(EXERCISE INPUT begins)

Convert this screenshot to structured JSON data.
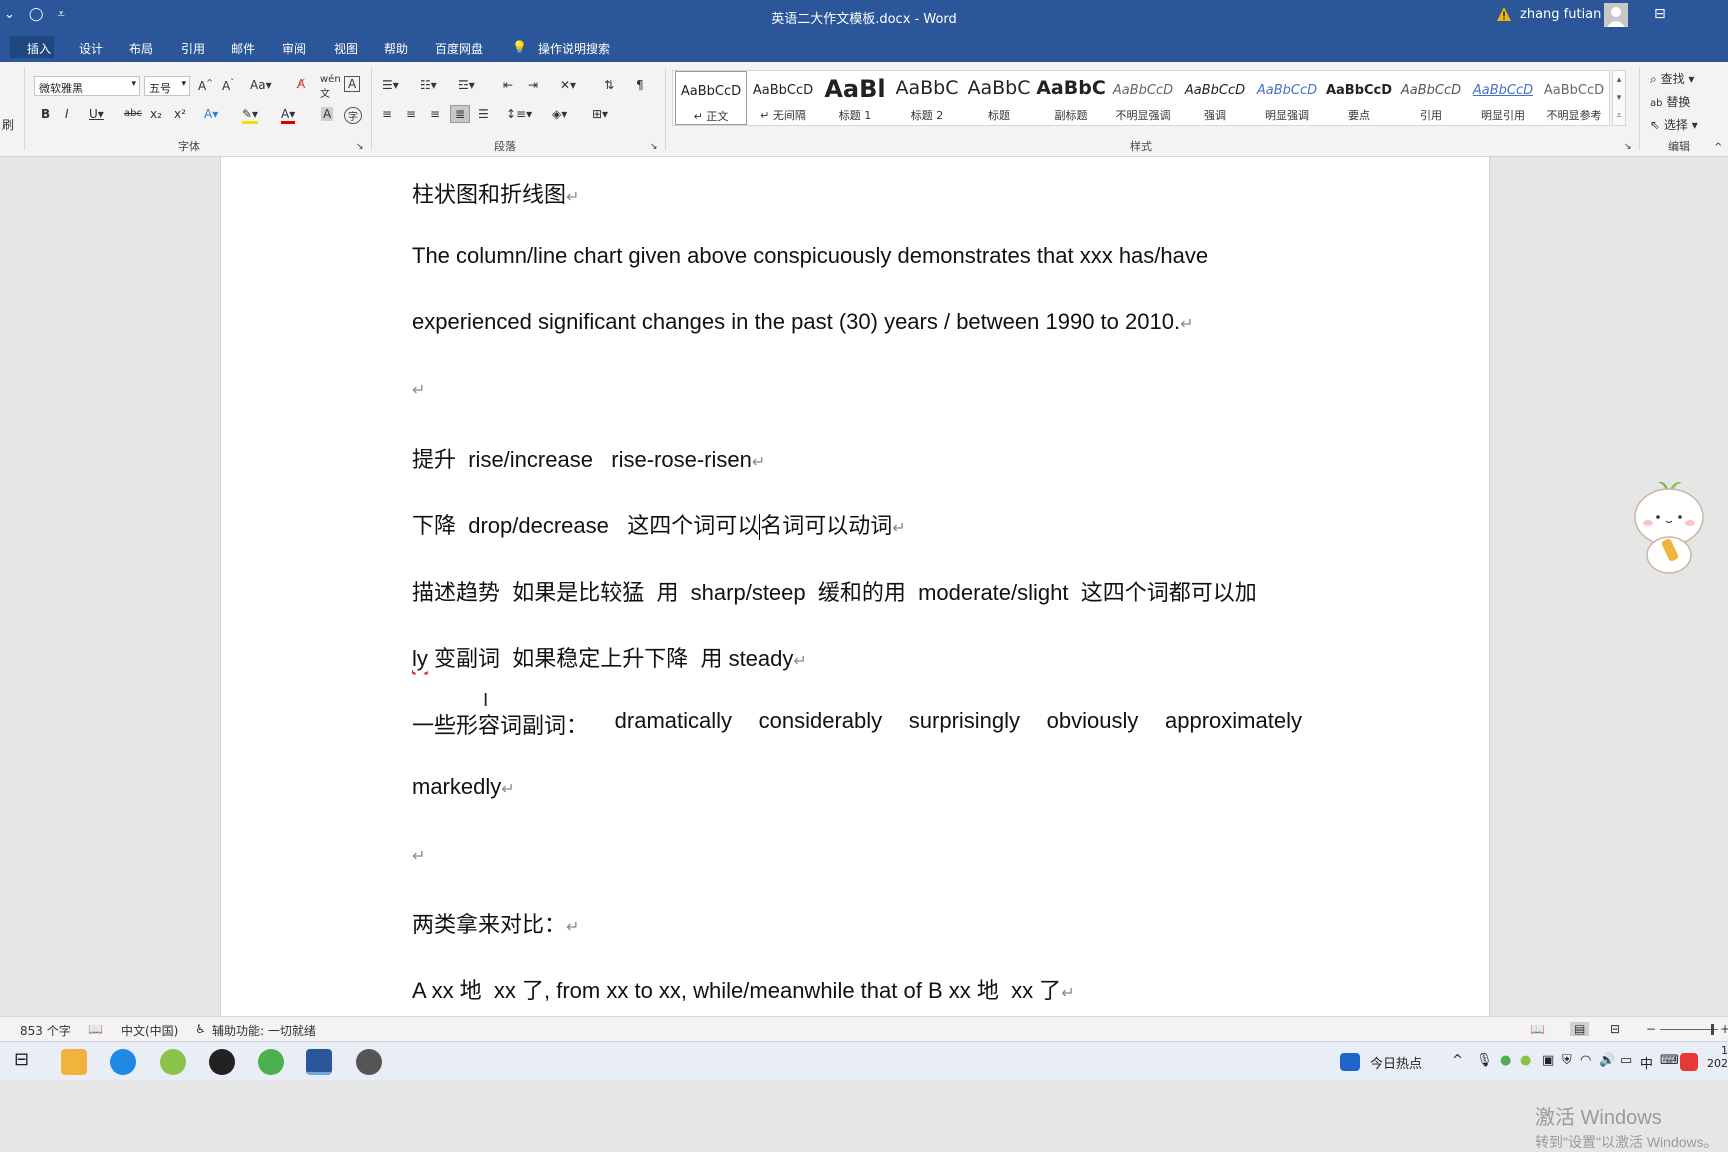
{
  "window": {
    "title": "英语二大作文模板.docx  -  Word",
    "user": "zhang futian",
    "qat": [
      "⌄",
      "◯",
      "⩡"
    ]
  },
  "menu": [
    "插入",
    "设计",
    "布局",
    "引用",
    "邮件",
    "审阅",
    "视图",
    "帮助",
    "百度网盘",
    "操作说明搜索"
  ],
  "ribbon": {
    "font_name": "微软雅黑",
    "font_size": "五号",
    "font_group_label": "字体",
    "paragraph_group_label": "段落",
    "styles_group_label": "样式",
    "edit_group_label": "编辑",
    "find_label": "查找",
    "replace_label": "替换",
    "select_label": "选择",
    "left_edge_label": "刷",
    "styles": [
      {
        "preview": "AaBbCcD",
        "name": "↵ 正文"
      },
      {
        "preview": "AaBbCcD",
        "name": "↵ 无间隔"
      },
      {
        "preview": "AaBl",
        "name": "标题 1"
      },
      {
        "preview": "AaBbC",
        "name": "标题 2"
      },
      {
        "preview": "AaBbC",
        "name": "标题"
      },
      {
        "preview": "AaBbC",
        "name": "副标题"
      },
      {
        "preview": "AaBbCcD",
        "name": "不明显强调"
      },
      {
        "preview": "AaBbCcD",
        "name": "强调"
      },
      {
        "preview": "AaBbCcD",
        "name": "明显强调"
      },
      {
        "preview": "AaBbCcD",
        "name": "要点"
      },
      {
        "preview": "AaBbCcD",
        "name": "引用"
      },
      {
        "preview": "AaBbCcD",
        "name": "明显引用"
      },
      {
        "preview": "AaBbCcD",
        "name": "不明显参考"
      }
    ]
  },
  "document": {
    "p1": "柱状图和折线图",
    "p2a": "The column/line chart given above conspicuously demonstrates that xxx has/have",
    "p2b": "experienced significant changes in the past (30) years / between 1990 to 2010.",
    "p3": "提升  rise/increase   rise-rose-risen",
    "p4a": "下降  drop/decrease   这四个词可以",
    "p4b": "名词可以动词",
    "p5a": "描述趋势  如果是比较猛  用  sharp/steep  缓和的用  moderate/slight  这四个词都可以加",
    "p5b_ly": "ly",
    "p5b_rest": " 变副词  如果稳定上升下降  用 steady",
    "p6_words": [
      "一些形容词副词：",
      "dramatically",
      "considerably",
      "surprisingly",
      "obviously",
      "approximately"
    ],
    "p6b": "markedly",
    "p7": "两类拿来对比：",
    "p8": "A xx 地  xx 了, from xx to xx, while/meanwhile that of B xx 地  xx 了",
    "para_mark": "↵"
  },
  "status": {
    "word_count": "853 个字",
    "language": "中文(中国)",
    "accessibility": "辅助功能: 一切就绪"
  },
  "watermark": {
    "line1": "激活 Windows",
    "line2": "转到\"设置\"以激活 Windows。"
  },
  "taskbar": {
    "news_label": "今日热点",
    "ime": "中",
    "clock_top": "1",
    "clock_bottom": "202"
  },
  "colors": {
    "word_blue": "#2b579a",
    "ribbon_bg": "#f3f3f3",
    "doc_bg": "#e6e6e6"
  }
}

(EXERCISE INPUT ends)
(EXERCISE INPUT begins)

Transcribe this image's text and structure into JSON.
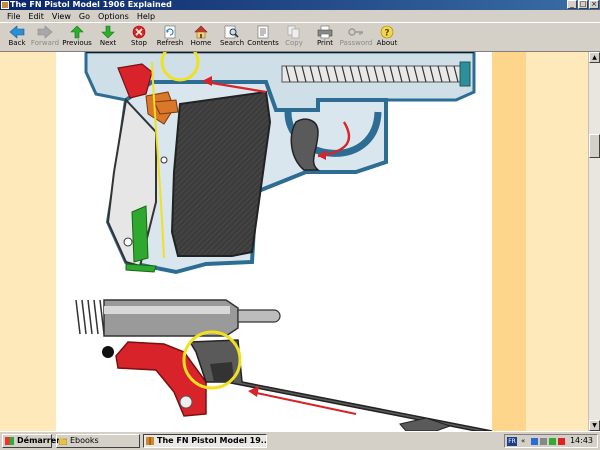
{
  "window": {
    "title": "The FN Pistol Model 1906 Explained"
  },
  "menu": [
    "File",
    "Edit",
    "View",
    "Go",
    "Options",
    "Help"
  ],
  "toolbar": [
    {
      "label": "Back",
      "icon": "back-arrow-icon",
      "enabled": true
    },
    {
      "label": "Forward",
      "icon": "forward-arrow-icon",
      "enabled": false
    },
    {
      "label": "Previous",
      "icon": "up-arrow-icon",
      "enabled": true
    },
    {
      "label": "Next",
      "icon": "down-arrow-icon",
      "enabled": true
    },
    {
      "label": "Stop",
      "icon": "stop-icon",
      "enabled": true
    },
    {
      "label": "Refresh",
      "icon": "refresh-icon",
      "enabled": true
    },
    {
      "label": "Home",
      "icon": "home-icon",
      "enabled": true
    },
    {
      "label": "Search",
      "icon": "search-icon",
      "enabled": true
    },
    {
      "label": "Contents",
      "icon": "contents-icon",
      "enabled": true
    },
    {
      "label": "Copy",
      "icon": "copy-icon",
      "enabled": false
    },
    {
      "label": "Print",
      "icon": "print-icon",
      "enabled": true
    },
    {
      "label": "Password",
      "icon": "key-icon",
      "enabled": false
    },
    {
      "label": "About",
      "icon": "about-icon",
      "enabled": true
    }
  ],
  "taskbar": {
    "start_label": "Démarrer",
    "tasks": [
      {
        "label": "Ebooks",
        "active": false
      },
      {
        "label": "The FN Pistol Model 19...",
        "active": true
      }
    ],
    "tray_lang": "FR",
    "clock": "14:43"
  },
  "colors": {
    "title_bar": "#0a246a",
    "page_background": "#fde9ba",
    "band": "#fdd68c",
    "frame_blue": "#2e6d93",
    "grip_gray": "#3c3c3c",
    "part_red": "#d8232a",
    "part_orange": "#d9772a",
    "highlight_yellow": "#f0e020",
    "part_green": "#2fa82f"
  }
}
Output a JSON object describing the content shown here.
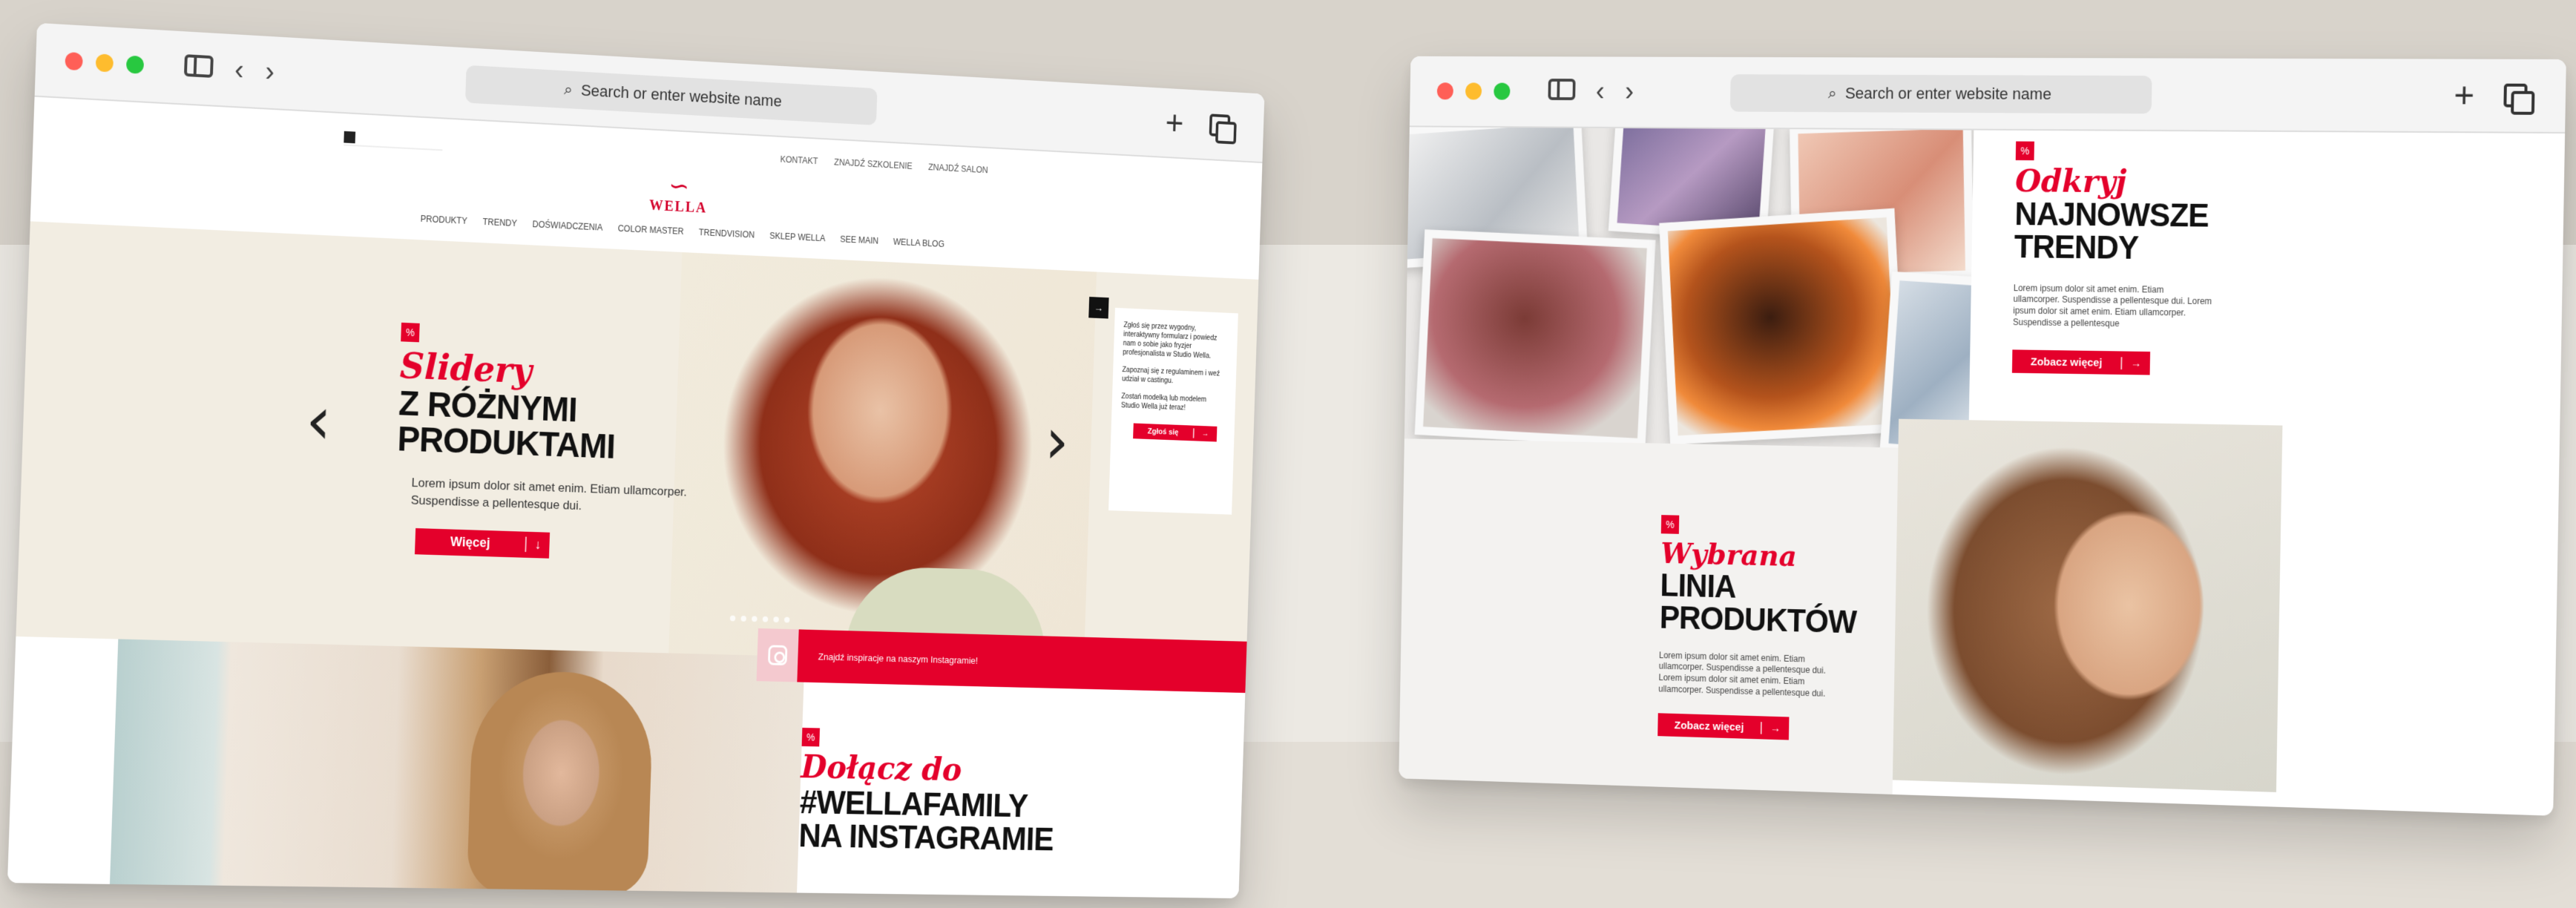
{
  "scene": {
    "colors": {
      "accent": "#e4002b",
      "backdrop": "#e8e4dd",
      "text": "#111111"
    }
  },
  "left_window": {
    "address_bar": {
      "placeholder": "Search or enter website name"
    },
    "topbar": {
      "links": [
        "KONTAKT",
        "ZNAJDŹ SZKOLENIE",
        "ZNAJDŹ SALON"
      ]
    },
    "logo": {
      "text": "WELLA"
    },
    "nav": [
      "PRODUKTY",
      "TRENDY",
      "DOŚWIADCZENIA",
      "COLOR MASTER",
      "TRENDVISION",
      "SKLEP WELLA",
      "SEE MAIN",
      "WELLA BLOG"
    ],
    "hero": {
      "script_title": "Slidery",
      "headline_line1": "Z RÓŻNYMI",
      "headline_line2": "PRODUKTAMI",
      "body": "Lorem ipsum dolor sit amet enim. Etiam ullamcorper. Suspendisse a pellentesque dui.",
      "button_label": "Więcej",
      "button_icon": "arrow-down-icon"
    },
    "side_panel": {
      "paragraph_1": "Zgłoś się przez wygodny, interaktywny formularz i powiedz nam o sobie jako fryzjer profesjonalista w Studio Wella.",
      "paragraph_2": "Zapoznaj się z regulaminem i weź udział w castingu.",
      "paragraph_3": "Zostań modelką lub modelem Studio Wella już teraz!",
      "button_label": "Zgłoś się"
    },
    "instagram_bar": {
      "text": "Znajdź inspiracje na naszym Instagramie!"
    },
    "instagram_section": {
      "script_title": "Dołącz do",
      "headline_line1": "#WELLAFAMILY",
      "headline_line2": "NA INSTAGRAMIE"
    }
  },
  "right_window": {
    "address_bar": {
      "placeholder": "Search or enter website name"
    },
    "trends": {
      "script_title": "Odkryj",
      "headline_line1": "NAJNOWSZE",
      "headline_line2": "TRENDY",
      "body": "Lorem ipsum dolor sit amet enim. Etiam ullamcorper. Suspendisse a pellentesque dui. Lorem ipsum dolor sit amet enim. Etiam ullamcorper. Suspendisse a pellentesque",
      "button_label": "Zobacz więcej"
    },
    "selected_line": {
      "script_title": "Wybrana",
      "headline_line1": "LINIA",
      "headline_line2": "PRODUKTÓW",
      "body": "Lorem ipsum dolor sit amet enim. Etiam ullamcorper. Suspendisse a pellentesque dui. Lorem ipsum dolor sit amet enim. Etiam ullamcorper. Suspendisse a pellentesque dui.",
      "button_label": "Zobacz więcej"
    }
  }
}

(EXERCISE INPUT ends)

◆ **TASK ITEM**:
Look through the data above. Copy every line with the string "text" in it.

◆ **EXERCISE RESPONSE**:
Transcribe this image's text and structure into JSON.
      "text": "#111111"
      "text": "WELLA"
      "text": "Znajdź inspiracje na naszym Instagramie!"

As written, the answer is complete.